Let’s Talk About Amine Blush

By Jeff Wright – GBI VP of Technical Services

It has been several years since we wrote an article about amine blush. We mention amine blush repeatedly in our instructions and related Epoxyworks articles, but it is a common question from our customers. A clear, more detailed discussion seemed worthwhile.

What is Amine Blush?

WEST SYSTEM® Epoxy is a two-part system consisting of a resin and hardener. The hardener component has a high percentage of chemicals that can be described as amines. There are many classifications of amines, which our chemists understand in-depth, but what’s really important to most epoxy users is understanding how these amine compounds react with moisture and carbon dioxide in the atmosphere, and what we can do to deal with amine blush.

After mixing WEST SYSTEM resin and hardener, there is a time period we call open time. This is when the resin and hardener have not completely reacted. During this time, the hardener molecules (which include amines) that are on the surface are able to react with both the resin and the atmosphere. The carbon dioxide and moisture in the air will react with the amines forming a wax-like film referred to as amine blush.

How Does Amine Blush Affect My Project?

The film does not affect the strength or properties of the cured epoxy because only a very small percentage of the hardener that was exposed to the atmosphere was consumed creating this very thin layer of amine blush. Amine blush is only a concern when there will be additional applications of epoxy, a final finish of paint or varnish will be applied, or when clarity is important. Polyurethane final finishes can be sensitive to amine blush preventing them from drying and blush may cause the cured epoxy to look slightly cloudy. Also, the secondary adhesion of epoxy can be reduced by amine blush.

How Do I Lessen the Chances of Amine Blush Forming?

Amine blush does not always form consistently; it is dependent on the amount of carbon dioxide in the air, ambient temperature, humidity level, and the duration of the cure. The longer the epoxy is uncured the more time amines can react with the carbon dioxide and moisture present in the air. Cooler temperatures and thinner films will be more likely to generate blush. The amount of carbon dioxide can be increased in the air when open flame heating sources such as torpedo-type kerosene heaters are in operation. A damp cool day will generally produce more amine blush than a hot dry day if the same hardener is used and the application is the same thickness.

How Do I Remove Amine Blush?

It is very easy to remove amine blush because it is water soluble. After the epoxy has cured, a 3M® Scotch Brite™ scrubbing pad and water is the best way to remove amine blush. Strong solvents are not needed or recommended. Simply scrub with water and a Scotch Brite pad and then dry off the water with a white paper towel. This process will result in a surface that is much easier to sand and ensure excellent adhesion of the next epoxy application.

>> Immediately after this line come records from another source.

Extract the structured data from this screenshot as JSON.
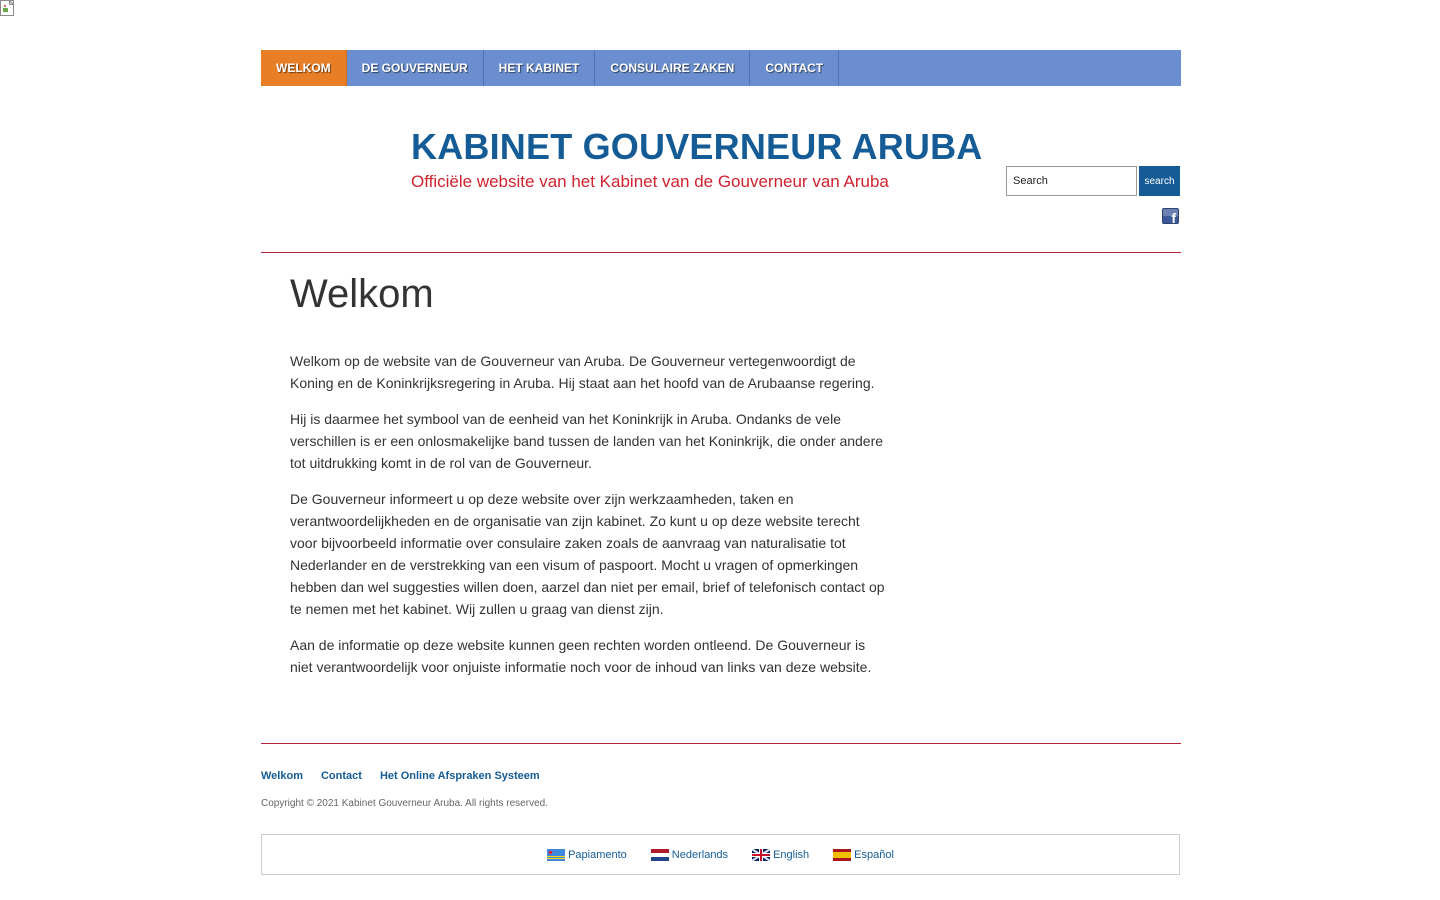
{
  "nav": {
    "items": [
      {
        "label": "WELKOM",
        "active": true
      },
      {
        "label": "DE GOUVERNEUR",
        "active": false
      },
      {
        "label": "HET KABINET",
        "active": false
      },
      {
        "label": "CONSULAIRE ZAKEN",
        "active": false
      },
      {
        "label": "CONTACT",
        "active": false
      }
    ],
    "bar_color": "#6a8ecf",
    "active_color": "#e87e26"
  },
  "header": {
    "title": "KABINET GOUVERNEUR ARUBA",
    "subtitle": "Officiële website van het Kabinet van de Gouverneur van Aruba",
    "title_color": "#155c96",
    "subtitle_color": "#d0222e"
  },
  "search": {
    "placeholder": "Search",
    "button_label": "search"
  },
  "social": {
    "icon": "facebook-icon"
  },
  "main": {
    "page_title": "Welkom",
    "paragraphs": [
      "Welkom op de website van de Gouverneur van Aruba. De Gouverneur vertegenwoordigt de Koning en de Koninkrijksregering in Aruba. Hij staat aan het hoofd van de Arubaanse regering.",
      "Hij is daarmee het symbool van de eenheid van het Koninkrijk in Aruba. Ondanks de vele verschillen is er een onlosmakelijke band tussen de landen van het Koninkrijk, die onder andere tot uitdrukking komt in de rol van de Gouverneur.",
      "De Gouverneur informeert u op deze website over zijn werkzaamheden, taken en verantwoordelijkheden en de organisatie van zijn kabinet. Zo kunt u op deze website terecht voor bijvoorbeeld informatie over consulaire zaken zoals de aanvraag van naturalisatie tot Nederlander en de verstrekking van een visum of paspoort. Mocht u vragen of opmerkingen hebben dan wel suggesties willen doen, aarzel dan niet per email, brief of telefonisch contact op te nemen met het kabinet. Wij zullen u graag van dienst zijn.",
      "Aan de informatie op deze website kunnen geen rechten worden ontleend. De Gouverneur is niet verantwoordelijk voor onjuiste informatie noch voor de inhoud van links van deze website."
    ]
  },
  "footer": {
    "links": [
      "Welkom",
      "Contact",
      "Het Online Afspraken Systeem"
    ],
    "copyright": "Copyright © 2021 Kabinet Gouverneur Aruba. All rights reserved."
  },
  "languages": [
    {
      "label": "Papiamento",
      "flag": "aruba-flag-icon"
    },
    {
      "label": "Nederlands",
      "flag": "netherlands-flag-icon"
    },
    {
      "label": "English",
      "flag": "uk-flag-icon"
    },
    {
      "label": "Español",
      "flag": "spain-flag-icon"
    }
  ]
}
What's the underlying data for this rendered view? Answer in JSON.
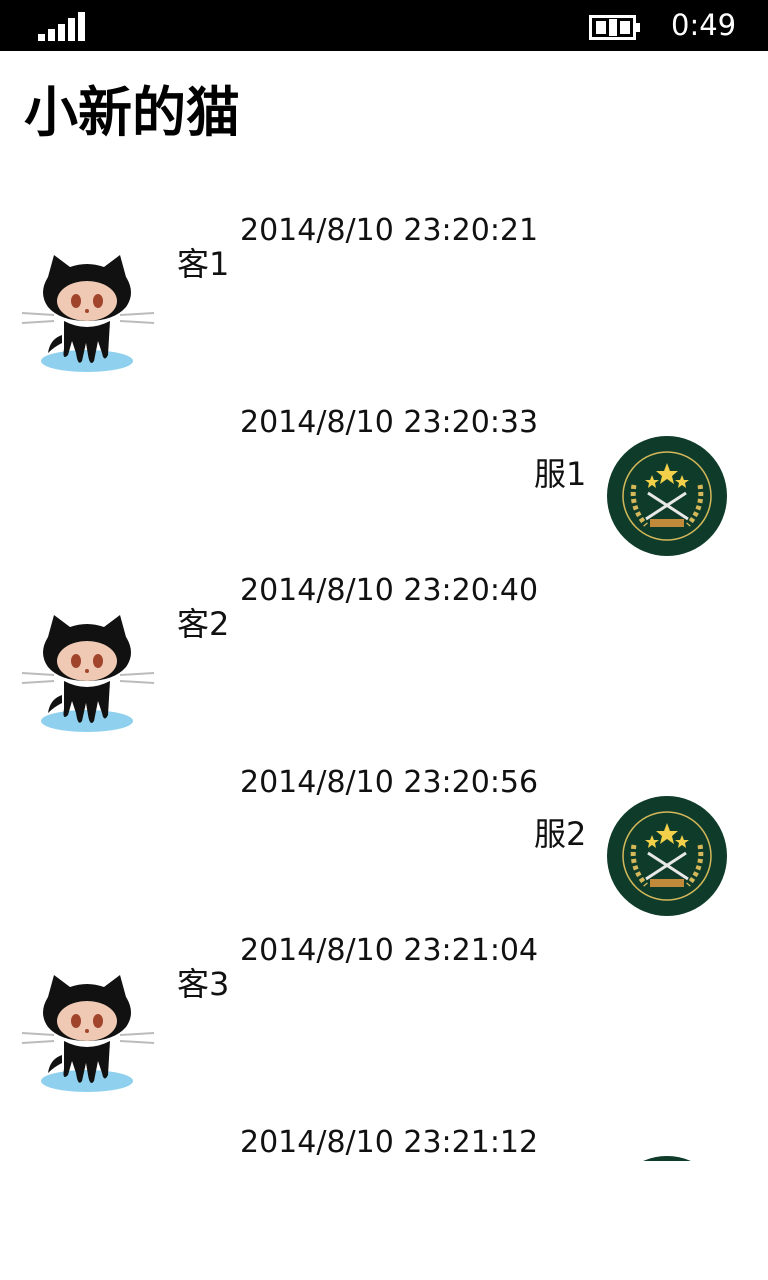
{
  "status_bar": {
    "time": "0:49",
    "signal_icon": "signal-strength-icon",
    "battery_icon": "battery-charging-icon"
  },
  "page": {
    "title": "小新的猫"
  },
  "messages": [
    {
      "time": "2014/8/10 23:20:21",
      "text": "客1",
      "sender": "client",
      "avatar_icon": "octocat-avatar-icon"
    },
    {
      "time": "2014/8/10 23:20:33",
      "text": "服1",
      "sender": "server",
      "avatar_icon": "university-emblem-avatar-icon"
    },
    {
      "time": "2014/8/10 23:20:40",
      "text": "客2",
      "sender": "client",
      "avatar_icon": "octocat-avatar-icon"
    },
    {
      "time": "2014/8/10 23:20:56",
      "text": "服2",
      "sender": "server",
      "avatar_icon": "university-emblem-avatar-icon"
    },
    {
      "time": "2014/8/10 23:21:04",
      "text": "客3",
      "sender": "client",
      "avatar_icon": "octocat-avatar-icon"
    },
    {
      "time": "2014/8/10 23:21:12",
      "text": "",
      "sender": "server",
      "avatar_icon": "university-emblem-avatar-icon"
    }
  ],
  "colors": {
    "status_bar_bg": "#000000",
    "page_bg": "#ffffff",
    "emblem_green": "#0f3b2a",
    "emblem_gold": "#d4b85a",
    "octocat_water": "#8fd0ee"
  }
}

How Do I Prevent Amine Blush Entirely?

There are two easy ways to prevent the formation of Amine Blush. One option is to use 207 Special Clear Hardener® which is a non-blushing formulation. We have the word “Clear” in the name because the lack of blush results in a clear finish regardless of the environment. It is strongly recommended to use this hardener with 105 Epoxy Resin® on all brightly finished wooden boat applications or if laminating carbon fiber that will be finished clear over a surface. The other option is to use WEST SYSTEM 879 Release Fabric. This is not a good option for coating applications, but if you are performing a composite repair or other fiberglass work, consider applying a layer of release fabric onto the laminate as a final layer. Once the laminate cures, the release fabric can be pulled which removes any blush that formed on the surface.

Another way to avoid removing blush is to apply additional coats of epoxy or laminates before the previous one has cured. If the previous layer is still tacky, the next application of epoxy will comingle with the previous layer, creating a chemical bond and eliminating the detrimental effects of the amine blush on secondary adhesion.

Final Thoughts

Amine blush is something to be aware of but is easily dealt with. Just keep water, Scotch Brite pads, and clean white paper towels nearby, and any amine blush that forms can easily be removed.

To learn more about WEST SYSTEM products and where to purchase them, visit westsystem.com.

To learn more about Amine Blush Prevention, read our previous article, written by GBI Head Chemist Tim Atkinson and now-retired GBI Technical Advisor Tom Pawlak: click here.

All About Amine Blush – Epoxyworks 58 – by Jeff Wright – GBI VP of Technical Services